**Required action:** Where does the string "true" occur in the entries below? Copy every line where it does.

>>

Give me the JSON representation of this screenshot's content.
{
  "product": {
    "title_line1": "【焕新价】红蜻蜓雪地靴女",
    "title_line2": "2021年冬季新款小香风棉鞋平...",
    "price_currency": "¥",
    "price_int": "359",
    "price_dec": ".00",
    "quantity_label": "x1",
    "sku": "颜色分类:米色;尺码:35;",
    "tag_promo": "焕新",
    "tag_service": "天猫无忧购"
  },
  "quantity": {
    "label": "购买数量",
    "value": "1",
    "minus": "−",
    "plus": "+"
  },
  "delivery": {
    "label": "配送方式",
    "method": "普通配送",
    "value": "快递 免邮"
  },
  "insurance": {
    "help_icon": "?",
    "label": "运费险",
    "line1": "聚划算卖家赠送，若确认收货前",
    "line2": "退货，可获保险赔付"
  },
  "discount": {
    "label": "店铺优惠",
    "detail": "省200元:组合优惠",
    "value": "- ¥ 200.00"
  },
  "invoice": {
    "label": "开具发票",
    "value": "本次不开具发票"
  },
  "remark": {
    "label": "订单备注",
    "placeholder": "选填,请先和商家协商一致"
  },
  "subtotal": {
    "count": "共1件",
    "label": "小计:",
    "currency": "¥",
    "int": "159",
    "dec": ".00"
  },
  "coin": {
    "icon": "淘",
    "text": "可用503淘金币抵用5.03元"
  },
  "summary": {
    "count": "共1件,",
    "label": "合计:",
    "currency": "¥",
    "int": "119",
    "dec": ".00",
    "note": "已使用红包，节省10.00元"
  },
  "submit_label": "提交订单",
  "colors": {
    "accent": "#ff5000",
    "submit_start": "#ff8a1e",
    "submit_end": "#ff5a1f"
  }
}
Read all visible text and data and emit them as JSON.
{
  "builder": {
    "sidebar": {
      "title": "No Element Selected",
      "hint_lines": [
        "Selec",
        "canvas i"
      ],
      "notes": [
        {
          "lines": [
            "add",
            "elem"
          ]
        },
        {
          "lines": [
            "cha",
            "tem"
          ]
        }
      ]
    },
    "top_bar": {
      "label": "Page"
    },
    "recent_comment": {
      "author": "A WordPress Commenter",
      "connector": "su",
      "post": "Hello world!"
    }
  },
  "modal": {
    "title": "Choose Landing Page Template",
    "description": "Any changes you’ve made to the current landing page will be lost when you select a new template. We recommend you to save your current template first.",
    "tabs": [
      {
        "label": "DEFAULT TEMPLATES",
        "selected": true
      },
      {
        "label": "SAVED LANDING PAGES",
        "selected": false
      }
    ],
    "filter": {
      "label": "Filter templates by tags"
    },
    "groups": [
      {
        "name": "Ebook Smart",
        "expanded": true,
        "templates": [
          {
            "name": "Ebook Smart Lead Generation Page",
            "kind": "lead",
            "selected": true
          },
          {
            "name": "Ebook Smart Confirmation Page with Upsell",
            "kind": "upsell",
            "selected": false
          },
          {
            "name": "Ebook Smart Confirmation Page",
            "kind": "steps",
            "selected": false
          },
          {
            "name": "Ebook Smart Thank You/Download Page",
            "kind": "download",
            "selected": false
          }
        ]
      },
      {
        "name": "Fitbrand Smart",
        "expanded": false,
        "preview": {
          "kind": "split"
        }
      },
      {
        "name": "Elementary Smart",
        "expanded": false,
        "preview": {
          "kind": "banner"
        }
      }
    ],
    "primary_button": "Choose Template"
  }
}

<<

**Output of the task:**
        "selected": true
        "expanded": true,
            "selected": true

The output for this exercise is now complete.